REQUIRED WORK:
Please print all of the records that follow with nothing altered.

RECORD SET:
------------------------------

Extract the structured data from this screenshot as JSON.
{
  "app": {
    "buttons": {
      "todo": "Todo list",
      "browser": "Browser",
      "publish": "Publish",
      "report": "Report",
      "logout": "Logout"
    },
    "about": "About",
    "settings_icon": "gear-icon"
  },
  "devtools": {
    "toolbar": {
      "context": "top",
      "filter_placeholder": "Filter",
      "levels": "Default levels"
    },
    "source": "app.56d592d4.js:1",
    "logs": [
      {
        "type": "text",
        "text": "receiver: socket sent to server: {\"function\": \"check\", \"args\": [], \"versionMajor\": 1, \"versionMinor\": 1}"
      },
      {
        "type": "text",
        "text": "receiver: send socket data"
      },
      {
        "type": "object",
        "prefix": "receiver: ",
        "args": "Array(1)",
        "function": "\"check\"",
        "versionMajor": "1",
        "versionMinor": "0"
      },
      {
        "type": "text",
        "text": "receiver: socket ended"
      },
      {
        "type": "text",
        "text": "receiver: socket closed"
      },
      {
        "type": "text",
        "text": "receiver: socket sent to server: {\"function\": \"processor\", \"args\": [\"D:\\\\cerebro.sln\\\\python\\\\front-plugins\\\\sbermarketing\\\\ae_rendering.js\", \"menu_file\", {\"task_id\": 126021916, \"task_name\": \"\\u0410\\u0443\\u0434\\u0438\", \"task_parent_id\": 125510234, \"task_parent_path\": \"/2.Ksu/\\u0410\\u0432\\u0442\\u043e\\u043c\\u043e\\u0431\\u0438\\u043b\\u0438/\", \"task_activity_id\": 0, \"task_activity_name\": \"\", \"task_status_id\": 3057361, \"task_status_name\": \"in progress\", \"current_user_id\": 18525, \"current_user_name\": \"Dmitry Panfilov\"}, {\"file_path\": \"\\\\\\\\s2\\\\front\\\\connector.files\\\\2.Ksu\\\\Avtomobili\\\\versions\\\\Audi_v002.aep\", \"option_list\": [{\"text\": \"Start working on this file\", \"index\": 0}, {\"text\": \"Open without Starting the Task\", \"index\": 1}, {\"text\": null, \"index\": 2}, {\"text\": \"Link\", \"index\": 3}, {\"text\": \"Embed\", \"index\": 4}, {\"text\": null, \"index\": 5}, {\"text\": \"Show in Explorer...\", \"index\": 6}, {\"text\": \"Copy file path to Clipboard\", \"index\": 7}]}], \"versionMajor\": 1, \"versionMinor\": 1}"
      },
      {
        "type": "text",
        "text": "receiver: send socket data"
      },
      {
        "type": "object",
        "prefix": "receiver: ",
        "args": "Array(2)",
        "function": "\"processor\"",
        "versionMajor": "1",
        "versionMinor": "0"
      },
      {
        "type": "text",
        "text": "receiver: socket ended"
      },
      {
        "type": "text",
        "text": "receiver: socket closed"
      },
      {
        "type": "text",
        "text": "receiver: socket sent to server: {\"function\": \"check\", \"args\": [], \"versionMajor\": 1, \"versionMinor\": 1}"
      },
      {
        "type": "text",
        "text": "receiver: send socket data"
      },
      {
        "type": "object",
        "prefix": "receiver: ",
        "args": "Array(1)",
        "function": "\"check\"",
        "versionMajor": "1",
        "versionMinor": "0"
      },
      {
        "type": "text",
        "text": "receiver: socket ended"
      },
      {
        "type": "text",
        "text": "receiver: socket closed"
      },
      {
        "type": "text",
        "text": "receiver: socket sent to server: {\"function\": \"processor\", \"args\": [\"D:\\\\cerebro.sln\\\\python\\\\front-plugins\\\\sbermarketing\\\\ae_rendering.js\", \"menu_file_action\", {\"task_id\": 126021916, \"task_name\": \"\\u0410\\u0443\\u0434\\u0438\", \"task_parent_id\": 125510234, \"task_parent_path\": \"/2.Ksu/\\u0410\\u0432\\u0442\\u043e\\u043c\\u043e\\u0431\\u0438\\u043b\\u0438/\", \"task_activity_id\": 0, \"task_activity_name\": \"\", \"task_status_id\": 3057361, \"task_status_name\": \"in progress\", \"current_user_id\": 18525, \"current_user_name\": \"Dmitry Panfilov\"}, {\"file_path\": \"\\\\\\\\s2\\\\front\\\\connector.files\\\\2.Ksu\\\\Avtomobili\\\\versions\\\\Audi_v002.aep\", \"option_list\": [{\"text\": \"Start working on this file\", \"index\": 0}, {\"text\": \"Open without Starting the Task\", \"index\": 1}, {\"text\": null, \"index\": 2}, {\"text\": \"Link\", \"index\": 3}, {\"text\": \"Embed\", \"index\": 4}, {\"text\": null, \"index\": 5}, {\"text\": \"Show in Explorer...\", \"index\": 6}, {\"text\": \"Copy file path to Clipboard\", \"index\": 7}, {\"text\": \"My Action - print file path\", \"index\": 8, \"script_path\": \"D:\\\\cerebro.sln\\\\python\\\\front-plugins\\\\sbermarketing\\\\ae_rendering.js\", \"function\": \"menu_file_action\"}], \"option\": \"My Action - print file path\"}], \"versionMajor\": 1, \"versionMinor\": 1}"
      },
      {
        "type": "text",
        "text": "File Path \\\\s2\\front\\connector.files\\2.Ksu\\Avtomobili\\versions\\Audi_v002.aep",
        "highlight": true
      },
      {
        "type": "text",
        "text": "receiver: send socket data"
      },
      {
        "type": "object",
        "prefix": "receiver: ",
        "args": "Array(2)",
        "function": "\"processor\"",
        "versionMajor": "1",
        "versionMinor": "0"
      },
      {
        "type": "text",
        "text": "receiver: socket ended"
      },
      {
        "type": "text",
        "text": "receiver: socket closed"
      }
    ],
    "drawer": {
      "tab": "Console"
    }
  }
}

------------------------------

FINAL ANSWER:
Extract the structured data from this screenshot as JSON.
{
  "app": {
    "buttons": {
      "todo": "Todo list",
      "browser": "Browser",
      "publish": "Publish",
      "report": "Report",
      "logout": "Logout"
    },
    "about": "About",
    "settings_icon": "gear-icon"
  },
  "devtools": {
    "toolbar": {
      "context": "top",
      "filter_placeholder": "Filter",
      "levels": "Default levels"
    },
    "source": "app.56d592d4.js:1",
    "logs": [
      {
        "type": "text",
        "text": "receiver: socket sent to server: {\"function\": \"check\", \"args\": [], \"versionMajor\": 1, \"versionMinor\": 1}"
      },
      {
        "type": "text",
        "text": "receiver: send socket data"
      },
      {
        "type": "object",
        "prefix": "receiver: ",
        "args": "Array(1)",
        "function": "\"check\"",
        "versionMajor": "1",
        "versionMinor": "0"
      },
      {
        "type": "text",
        "text": "receiver: socket ended"
      },
      {
        "type": "text",
        "text": "receiver: socket closed"
      },
      {
        "type": "text",
        "text": "receiver: socket sent to server: {\"function\": \"processor\", \"args\": [\"D:\\\\cerebro.sln\\\\python\\\\front-plugins\\\\sbermarketing\\\\ae_rendering.js\", \"menu_file\", {\"task_id\": 126021916, \"task_name\": \"\\u0410\\u0443\\u0434\\u0438\", \"task_parent_id\": 125510234, \"task_parent_path\": \"/2.Ksu/\\u0410\\u0432\\u0442\\u043e\\u043c\\u043e\\u0431\\u0438\\u043b\\u0438/\", \"task_activity_id\": 0, \"task_activity_name\": \"\", \"task_status_id\": 3057361, \"task_status_name\": \"in progress\", \"current_user_id\": 18525, \"current_user_name\": \"Dmitry Panfilov\"}, {\"file_path\": \"\\\\\\\\s2\\\\front\\\\connector.files\\\\2.Ksu\\\\Avtomobili\\\\versions\\\\Audi_v002.aep\", \"option_list\": [{\"text\": \"Start working on this file\", \"index\": 0}, {\"text\": \"Open without Starting the Task\", \"index\": 1}, {\"text\": null, \"index\": 2}, {\"text\": \"Link\", \"index\": 3}, {\"text\": \"Embed\", \"index\": 4}, {\"text\": null, \"index\": 5}, {\"text\": \"Show in Explorer...\", \"index\": 6}, {\"text\": \"Copy file path to Clipboard\", \"index\": 7}]}], \"versionMajor\": 1, \"versionMinor\": 1}"
      },
      {
        "type": "text",
        "text": "receiver: send socket data"
      },
      {
        "type": "object",
        "prefix": "receiver: ",
        "args": "Array(2)",
        "function": "\"processor\"",
        "versionMajor": "1",
        "versionMinor": "0"
      },
      {
        "type": "text",
        "text": "receiver: socket ended"
      },
      {
        "type": "text",
        "text": "receiver: socket closed"
      },
      {
        "type": "text",
        "text": "receiver: socket sent to server: {\"function\": \"check\", \"args\": [], \"versionMajor\": 1, \"versionMinor\": 1}"
      },
      {
        "type": "text",
        "text": "receiver: send socket data"
      },
      {
        "type": "object",
        "prefix": "receiver: ",
        "args": "Array(1)",
        "function": "\"check\"",
        "versionMajor": "1",
        "versionMinor": "0"
      },
      {
        "type": "text",
        "text": "receiver: socket ended"
      },
      {
        "type": "text",
        "text": "receiver: socket closed"
      },
      {
        "type": "text",
        "text": "receiver: socket sent to server: {\"function\": \"processor\", \"args\": [\"D:\\\\cerebro.sln\\\\python\\\\front-plugins\\\\sbermarketing\\\\ae_rendering.js\", \"menu_file_action\", {\"task_id\": 126021916, \"task_name\": \"\\u0410\\u0443\\u0434\\u0438\", \"task_parent_id\": 125510234, \"task_parent_path\": \"/2.Ksu/\\u0410\\u0432\\u0442\\u043e\\u043c\\u043e\\u0431\\u0438\\u043b\\u0438/\", \"task_activity_id\": 0, \"task_activity_name\": \"\", \"task_status_id\": 3057361, \"task_status_name\": \"in progress\", \"current_user_id\": 18525, \"current_user_name\": \"Dmitry Panfilov\"}, {\"file_path\": \"\\\\\\\\s2\\\\front\\\\connector.files\\\\2.Ksu\\\\Avtomobili\\\\versions\\\\Audi_v002.aep\", \"option_list\": [{\"text\": \"Start working on this file\", \"index\": 0}, {\"text\": \"Open without Starting the Task\", \"index\": 1}, {\"text\": null, \"index\": 2}, {\"text\": \"Link\", \"index\": 3}, {\"text\": \"Embed\", \"index\": 4}, {\"text\": null, \"index\": 5}, {\"text\": \"Show in Explorer...\", \"index\": 6}, {\"text\": \"Copy file path to Clipboard\", \"index\": 7}, {\"text\": \"My Action - print file path\", \"index\": 8, \"script_path\": \"D:\\\\cerebro.sln\\\\python\\\\front-plugins\\\\sbermarketing\\\\ae_rendering.js\", \"function\": \"menu_file_action\"}], \"option\": \"My Action - print file path\"}], \"versionMajor\": 1, \"versionMinor\": 1}"
      },
      {
        "type": "text",
        "text": "File Path \\\\s2\\front\\connector.files\\2.Ksu\\Avtomobili\\versions\\Audi_v002.aep",
        "highlight": true
      },
      {
        "type": "text",
        "text": "receiver: send socket data"
      },
      {
        "type": "object",
        "prefix": "receiver: ",
        "args": "Array(2)",
        "function": "\"processor\"",
        "versionMajor": "1",
        "versionMinor": "0"
      },
      {
        "type": "text",
        "text": "receiver: socket ended"
      },
      {
        "type": "text",
        "text": "receiver: socket closed"
      }
    ],
    "drawer": {
      "tab": "Console"
    }
  }
}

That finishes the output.